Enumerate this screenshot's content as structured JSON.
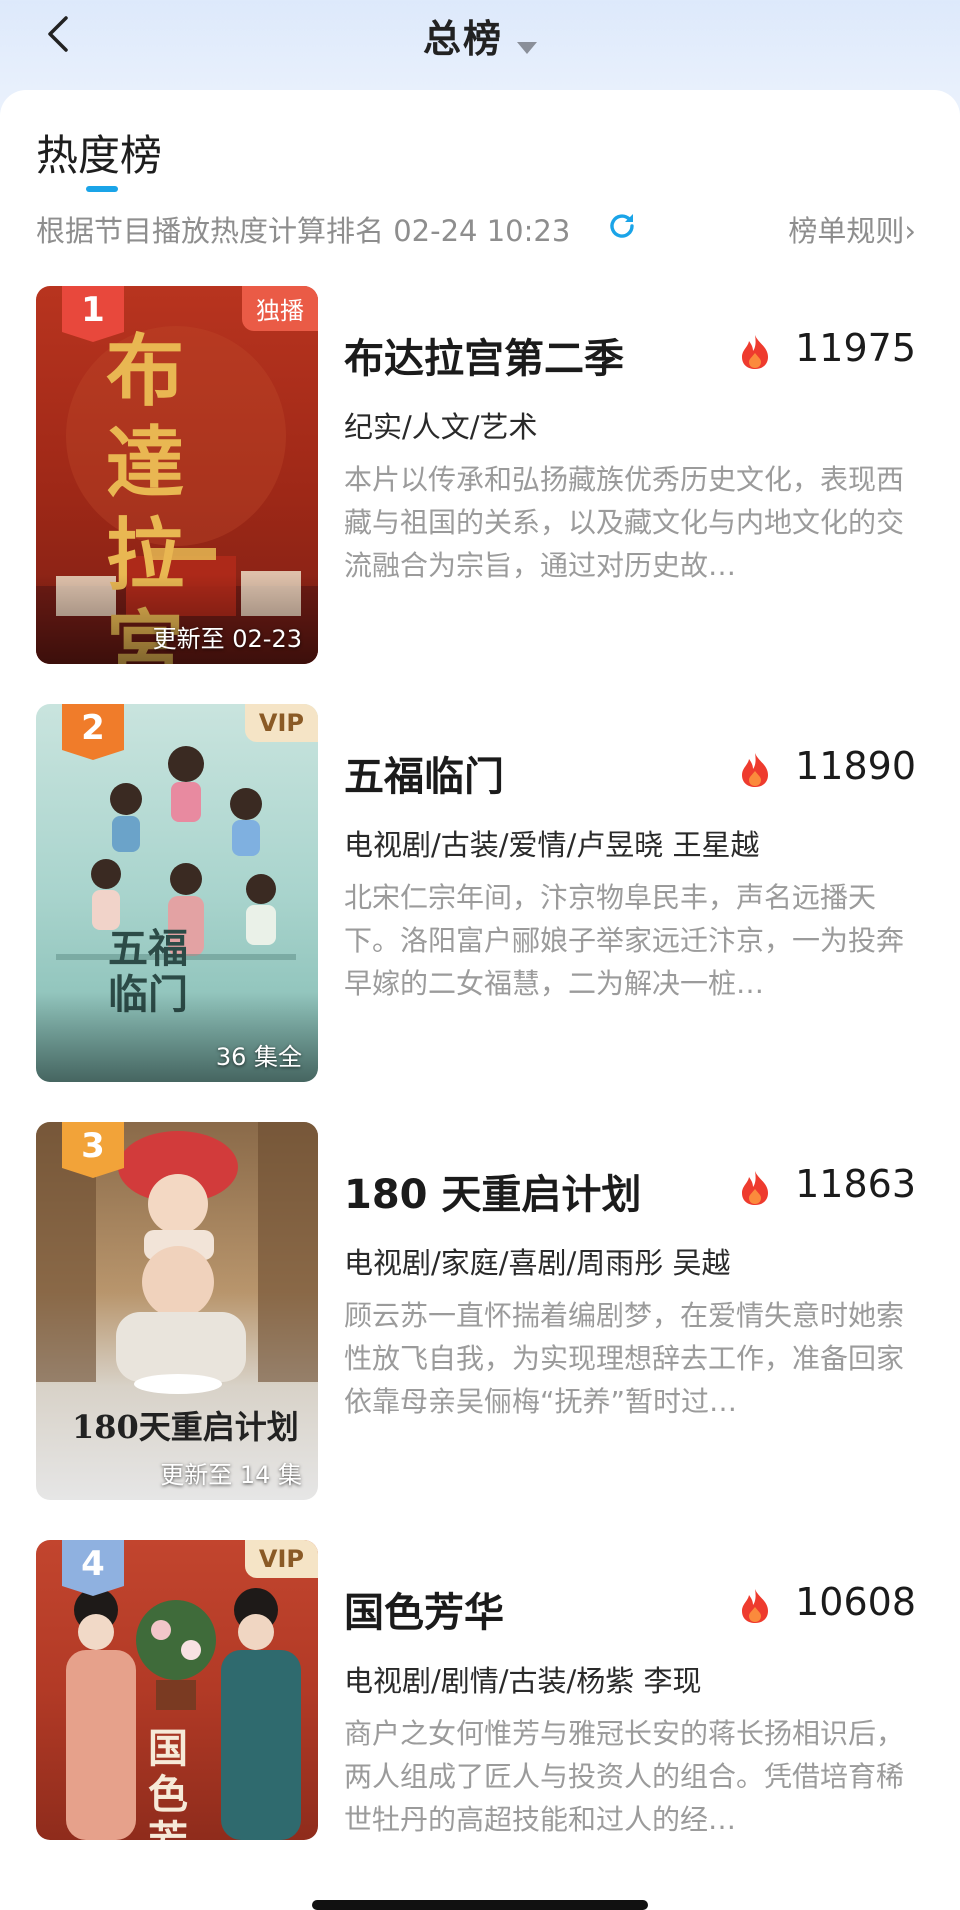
{
  "header": {
    "title": "总榜"
  },
  "section": {
    "title": "热度榜",
    "subtitle": "根据节目播放热度计算排名 02-24 10:23",
    "rules_link": "榜单规则›"
  },
  "items": [
    {
      "rank": "1",
      "corner_tag": "独播",
      "update": "更新至 02-23",
      "title": "布达拉宫第二季",
      "heat": "11975",
      "genres": "纪实/人文/艺术",
      "desc": "本片以传承和弘扬藏族优秀历史文化，表现西藏与祖国的关系，以及藏文化与内地文化的交流融合为宗旨，通过对历史故…",
      "poster_art": "布達拉宮",
      "rank_color": "#e8483c"
    },
    {
      "rank": "2",
      "corner_tag": "VIP",
      "update": "36 集全",
      "title": "五福临门",
      "heat": "11890",
      "genres": "电视剧/古装/爱情/卢昱晓 王星越",
      "desc": "北宋仁宗年间，汴京物阜民丰，声名远播天下。洛阳富户郦娘子举家远迁汴京，一为投奔早嫁的二女福慧，二为解决一桩…",
      "poster_art": "五福临门",
      "rank_color": "#f07c2a"
    },
    {
      "rank": "3",
      "corner_tag": "",
      "update": "更新至 14 集",
      "title": "180 天重启计划",
      "heat": "11863",
      "genres": "电视剧/家庭/喜剧/周雨彤 吴越",
      "desc": "顾云苏一直怀揣着编剧梦，在爱情失意时她索性放飞自我，为实现理想辞去工作，准备回家依靠母亲吴俪梅“抚养”暂时过…",
      "poster_art": "180天重启计划",
      "rank_color": "#f2a339"
    },
    {
      "rank": "4",
      "corner_tag": "VIP",
      "update": "",
      "title": "国色芳华",
      "heat": "10608",
      "genres": "电视剧/剧情/古装/杨紫 李现",
      "desc": "商户之女何惟芳与雅冠长安的蒋长扬相识后，两人组成了匠人与投资人的组合。凭借培育稀世牡丹的高超技能和过人的经…",
      "poster_art": "国色芳华",
      "rank_color": "#8fb1e0"
    }
  ],
  "colors": {
    "accent": "#1aa4e8",
    "flame": "#ee3b2e"
  }
}
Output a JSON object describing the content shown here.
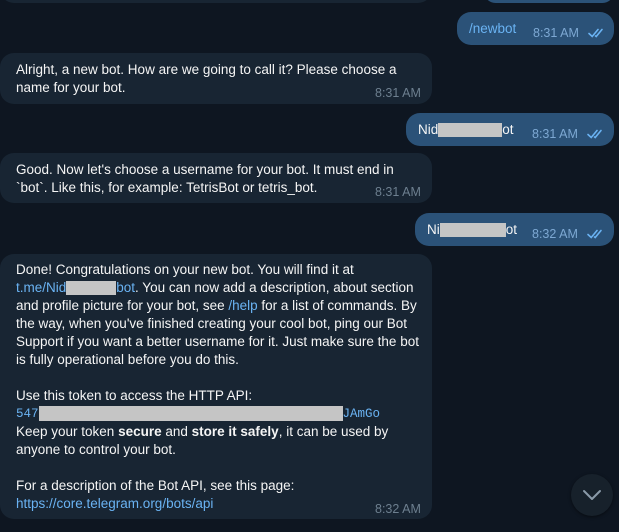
{
  "messages": [
    {
      "id": "out-1",
      "text": "/newbot",
      "time": "8:31 AM"
    },
    {
      "id": "in-1",
      "lines": [
        "Alright, a new bot. How are we going to call it? Please choose a",
        "name for your bot."
      ],
      "time": "8:31 AM"
    },
    {
      "id": "out-2",
      "text_start": "Nid",
      "text_end": "ot",
      "time": "8:31 AM"
    },
    {
      "id": "in-2",
      "lines": [
        "Good. Now let's choose a username for your bot. It must end in",
        "`bot`. Like this, for example: TetrisBot or tetris_bot."
      ],
      "time": "8:31 AM"
    },
    {
      "id": "out-3",
      "text_start": "Ni",
      "text_end": "ot",
      "time": "8:32 AM"
    },
    {
      "id": "in-3",
      "line1": "Done! Congratulations on your new bot. You will find it at",
      "link_start": "t.me/Nid",
      "link_end": "bot",
      "line2_rest": ". You can now add a description, about section",
      "line3": "and profile picture for your bot, see ",
      "help_link": "/help",
      "line3_rest": " for a list of commands. By",
      "line4": "the way, when you've finished creating your cool bot, ping our Bot",
      "line5": "Support if you want a better username for it. Just make sure the bot",
      "line6": "is fully operational before you do this.",
      "token_intro": "Use this token to access the HTTP API:",
      "token_start": "547",
      "token_end": "JAmGo",
      "keep_1": "Keep your token ",
      "keep_bold1": "secure",
      "keep_2": " and ",
      "keep_bold2": "store it safely",
      "keep_3": ", it can be used by",
      "keep_line2": "anyone to control your bot.",
      "desc_line": "For a description of the Bot API, see this page:",
      "api_link": "https://core.telegram.org/bots/api",
      "time": "8:32 AM"
    }
  ],
  "icons": {
    "read_checks": "double-check-icon",
    "scroll_down": "chevron-down-icon"
  },
  "colors": {
    "background": "#0e1621",
    "incoming_bubble": "#182533",
    "outgoing_bubble": "#2b5278",
    "link": "#6ab3f3"
  }
}
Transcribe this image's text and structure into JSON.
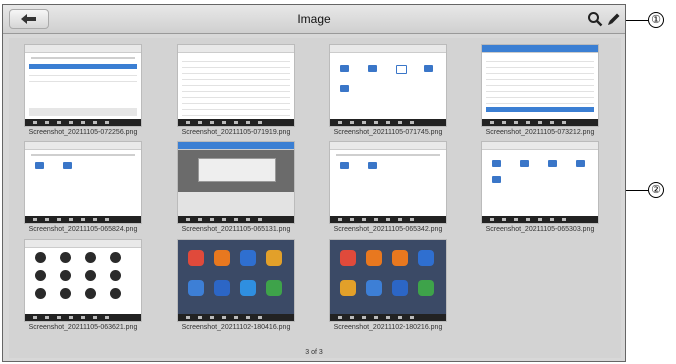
{
  "titlebar": {
    "title": "Image"
  },
  "thumbnails": [
    {
      "caption": "Screenshot_20211105-072256.png"
    },
    {
      "caption": "Screenshot_20211105-071919.png"
    },
    {
      "caption": "Screenshot_20211105-071745.png"
    },
    {
      "caption": "Screenshot_20211105-073212.png"
    },
    {
      "caption": "Screenshot_20211105-065824.png"
    },
    {
      "caption": "Screenshot_20211105-065131.png"
    },
    {
      "caption": "Screenshot_20211105-065342.png"
    },
    {
      "caption": "Screenshot_20211105-065303.png"
    },
    {
      "caption": "Screenshot_20211105-063621.png"
    },
    {
      "caption": "Screenshot_20211102-180416.png"
    },
    {
      "caption": "Screenshot_20211102-180216.png"
    }
  ],
  "pagination": {
    "text": "3 of 3"
  },
  "callouts": {
    "one": "①",
    "two": "②"
  },
  "icons": {
    "back": "back-arrow-icon",
    "search": "search-icon",
    "edit": "pencil-icon"
  }
}
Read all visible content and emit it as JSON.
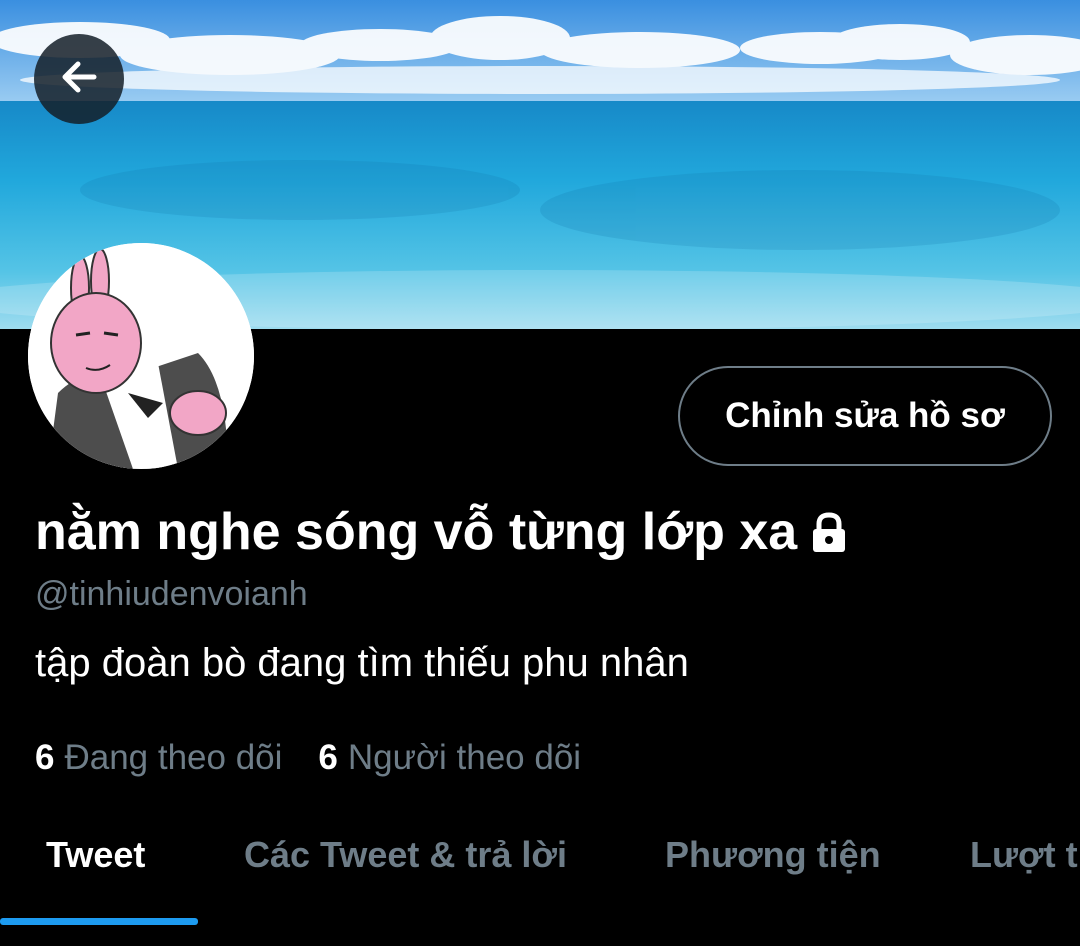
{
  "header": {
    "back_icon": "arrow-left-icon"
  },
  "profile": {
    "display_name": "nằm nghe sóng vỗ từng lớp xa",
    "protected_icon": "lock-icon",
    "handle": "@tinhiudenvoianh",
    "bio": "tập đoàn bò đang tìm thiếu phu nhân",
    "edit_profile_label": "Chỉnh sửa hồ sơ"
  },
  "stats": {
    "following_count": "6",
    "following_label": "Đang theo dõi",
    "followers_count": "6",
    "followers_label": "Người theo dõi"
  },
  "tabs": [
    {
      "label": "Tweet",
      "active": true
    },
    {
      "label": "Các Tweet & trả lời",
      "active": false
    },
    {
      "label": "Phương tiện",
      "active": false
    },
    {
      "label": "Lượt thích",
      "active": false
    }
  ],
  "colors": {
    "background": "#000000",
    "secondary_text": "#6e7d88",
    "accent": "#1d9bf0",
    "button_border": "#6e7d88"
  }
}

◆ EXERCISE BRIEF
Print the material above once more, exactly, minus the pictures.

◆ TASK OUTPUT
Enumerate this screenshot's content as structured JSON.
{
  "header": {
    "title": "总榜"
  },
  "section": {
    "title": "热度榜",
    "subtitle": "根据节目播放热度计算排名 02-24 10:23",
    "rules_link": "榜单规则›"
  },
  "items": [
    {
      "rank": "1",
      "corner_tag": "独播",
      "update": "更新至 02-23",
      "title": "布达拉宫第二季",
      "heat": "11975",
      "genres": "纪实/人文/艺术",
      "desc": "本片以传承和弘扬藏族优秀历史文化，表现西藏与祖国的关系，以及藏文化与内地文化的交流融合为宗旨，通过对历史故…",
      "poster_art": "布達拉宮",
      "rank_color": "#e8483c"
    },
    {
      "rank": "2",
      "corner_tag": "VIP",
      "update": "36 集全",
      "title": "五福临门",
      "heat": "11890",
      "genres": "电视剧/古装/爱情/卢昱晓 王星越",
      "desc": "北宋仁宗年间，汴京物阜民丰，声名远播天下。洛阳富户郦娘子举家远迁汴京，一为投奔早嫁的二女福慧，二为解决一桩…",
      "poster_art": "五福临门",
      "rank_color": "#f07c2a"
    },
    {
      "rank": "3",
      "corner_tag": "",
      "update": "更新至 14 集",
      "title": "180 天重启计划",
      "heat": "11863",
      "genres": "电视剧/家庭/喜剧/周雨彤 吴越",
      "desc": "顾云苏一直怀揣着编剧梦，在爱情失意时她索性放飞自我，为实现理想辞去工作，准备回家依靠母亲吴俪梅“抚养”暂时过…",
      "poster_art": "180天重启计划",
      "rank_color": "#f2a339"
    },
    {
      "rank": "4",
      "corner_tag": "VIP",
      "update": "",
      "title": "国色芳华",
      "heat": "10608",
      "genres": "电视剧/剧情/古装/杨紫 李现",
      "desc": "商户之女何惟芳与雅冠长安的蒋长扬相识后，两人组成了匠人与投资人的组合。凭借培育稀世牡丹的高超技能和过人的经…",
      "poster_art": "国色芳华",
      "rank_color": "#8fb1e0"
    }
  ],
  "colors": {
    "accent": "#1aa4e8",
    "flame": "#ee3b2e"
  }
}
Output a JSON object describing the content shown here.
{
  "messages": [
    {
      "id": "out-1",
      "text": "/newbot",
      "time": "8:31 AM"
    },
    {
      "id": "in-1",
      "lines": [
        "Alright, a new bot. How are we going to call it? Please choose a",
        "name for your bot."
      ],
      "time": "8:31 AM"
    },
    {
      "id": "out-2",
      "text_start": "Nid",
      "text_end": "ot",
      "time": "8:31 AM"
    },
    {
      "id": "in-2",
      "lines": [
        "Good. Now let's choose a username for your bot. It must end in",
        "`bot`. Like this, for example: TetrisBot or tetris_bot."
      ],
      "time": "8:31 AM"
    },
    {
      "id": "out-3",
      "text_start": "Ni",
      "text_end": "ot",
      "time": "8:32 AM"
    },
    {
      "id": "in-3",
      "line1": "Done! Congratulations on your new bot. You will find it at",
      "link_start": "t.me/Nid",
      "link_end": "bot",
      "line2_rest": ". You can now add a description, about section",
      "line3": "and profile picture for your bot, see ",
      "help_link": "/help",
      "line3_rest": " for a list of commands. By",
      "line4": "the way, when you've finished creating your cool bot, ping our Bot",
      "line5": "Support if you want a better username for it. Just make sure the bot",
      "line6": "is fully operational before you do this.",
      "token_intro": "Use this token to access the HTTP API:",
      "token_start": "547",
      "token_end": "JAmGo",
      "keep_1": "Keep your token ",
      "keep_bold1": "secure",
      "keep_2": " and ",
      "keep_bold2": "store it safely",
      "keep_3": ", it can be used by",
      "keep_line2": "anyone to control your bot.",
      "desc_line": "For a description of the Bot API, see this page:",
      "api_link": "https://core.telegram.org/bots/api",
      "time": "8:32 AM"
    }
  ],
  "icons": {
    "read_checks": "double-check-icon",
    "scroll_down": "chevron-down-icon"
  },
  "colors": {
    "background": "#0e1621",
    "incoming_bubble": "#182533",
    "outgoing_bubble": "#2b5278",
    "link": "#6ab3f3"
  }
}
Transcribe this image's text and structure into JSON.
{
  "titlebar": {
    "title": "Image"
  },
  "thumbnails": [
    {
      "caption": "Screenshot_20211105-072256.png"
    },
    {
      "caption": "Screenshot_20211105-071919.png"
    },
    {
      "caption": "Screenshot_20211105-071745.png"
    },
    {
      "caption": "Screenshot_20211105-073212.png"
    },
    {
      "caption": "Screenshot_20211105-065824.png"
    },
    {
      "caption": "Screenshot_20211105-065131.png"
    },
    {
      "caption": "Screenshot_20211105-065342.png"
    },
    {
      "caption": "Screenshot_20211105-065303.png"
    },
    {
      "caption": "Screenshot_20211105-063621.png"
    },
    {
      "caption": "Screenshot_20211102-180416.png"
    },
    {
      "caption": "Screenshot_20211102-180216.png"
    }
  ],
  "pagination": {
    "text": "3 of 3"
  },
  "callouts": {
    "one": "①",
    "two": "②"
  },
  "icons": {
    "back": "back-arrow-icon",
    "search": "search-icon",
    "edit": "pencil-icon"
  }
}
Read all visible content and emit it as JSON.
{
  "header": {
    "back_icon": "arrow-left-icon"
  },
  "profile": {
    "display_name": "nằm nghe sóng vỗ từng lớp xa",
    "protected_icon": "lock-icon",
    "handle": "@tinhiudenvoianh",
    "bio": "tập đoàn bò đang tìm thiếu phu nhân",
    "edit_profile_label": "Chỉnh sửa hồ sơ"
  },
  "stats": {
    "following_count": "6",
    "following_label": "Đang theo dõi",
    "followers_count": "6",
    "followers_label": "Người theo dõi"
  },
  "tabs": [
    {
      "label": "Tweet",
      "active": true
    },
    {
      "label": "Các Tweet & trả lời",
      "active": false
    },
    {
      "label": "Phương tiện",
      "active": false
    },
    {
      "label": "Lượt thích",
      "active": false
    }
  ],
  "colors": {
    "background": "#000000",
    "secondary_text": "#6e7d88",
    "accent": "#1d9bf0",
    "button_border": "#6e7d88"
  }
}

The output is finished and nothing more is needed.